In a recent New York Times opinion column, Tim Kreider wrote about the “Busy Trap.” (http://opinionator.blogs.nytimes.com/2012/06/30/the-busy-trap/?src=me&ref=general) He described this as a constant self-created rat race of being “too busy” for much of what makes life enjoyable, or human. One of his observations is that we often stay busy in order not to feel what we feel. Boredom. Loneliness. Anger. Frustration.
I think he makes a lot of great points – and the one about not wanting to feel what we feel seems particularly accurate. I see this a lot in my clients who live with chronic illness, or with a loved one who is ill. There are so many complicated feelings. Many of them seem like they would be too much for us if we acknowledged them, or let them out.
In her memoir, Why be Happy When You Could Be Normal, Jeanette Winterson writes of this.
“…I know our feelings can be so unbearable that we employ ingenious strategies – unconscious strategies – to keep those feelings away. We do a feeling-swap, where we avoid feeling sad or lonely or afraid or inadequate, and feel angry instead. It can work the other way, too – sometimes you need to feel angry, not inadequate; sometimes you need to feel love and acceptance, and not the tragic drama of your life.
It takes courage to feel the feeling – and not trade it on the feeling exchange, or even transfer it altogether to another person. ..I understood that feelings were difficult for me although I was overwhelmed by them..” (p. 170)
Ahh, the feeling exchange. That is a way many of us cope with our feeling life. I also know those who practice “no feelings allowed” They translate their feelings into thoughts and refuse to learn the language or become curious about what lies beneath the logical, rational assessments of their life.
But there is not an experience, a physical sensation, or a thought that comes without a feeling attached or embedded in it. Feelings are the currency of life, much as our blood carries everything that sustains us through our bodies. We lose track of this language with its pain and exquisite joy at our peril.
Living with chronic illness means a set of even more intense feelings. Anxiety. Worry. Physical pain. Fear of pain. Anger. Despair. So many feelings crowd the day and night. It may seem safer – and easier – to numb ourselves. Be very very busy. Gloss over what is going in our hearts and nervous systems. Practice a “feeling exchange” where we don’t allow ourselves to know the truth. It is tempting to believe that this state of numbness or not knowing is better than feeling emotional distress.
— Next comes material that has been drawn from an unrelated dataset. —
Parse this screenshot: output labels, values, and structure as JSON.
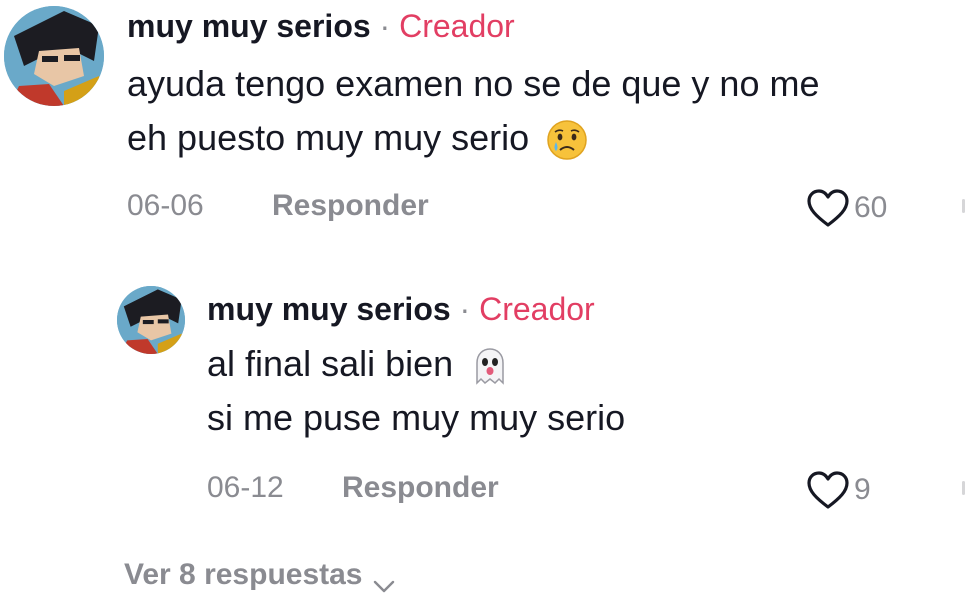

Yet, over time, the practice of not feeling takes a more insidious toll. We may find our selves isolated, depressed, less able to be in meaningful relationships, and cut off from the energy and joy of our lives. Living without our feelings makes the gift of our life a shallow and sterile existence.
How do we remedy this? As Winterson writes, it takes courage. You are already calling on courage every day. I know what warriors you are to live with your illness. This is the next step, giving you a resource and support that you may not realize exists for you. Our feelings are guides and lifeblood.
The work is opening the door slowly and gently to invite the feelings in and allow them to move through. This can take practice. The question, “what am I feeling?” asked with kindness and curiosity is a good place to start. If you feel this is too difficult, ask for help. There are friends, therapists, religious leaders, self-help books available to help you learn the language.
Your rich and full life is waiting for you to dive in.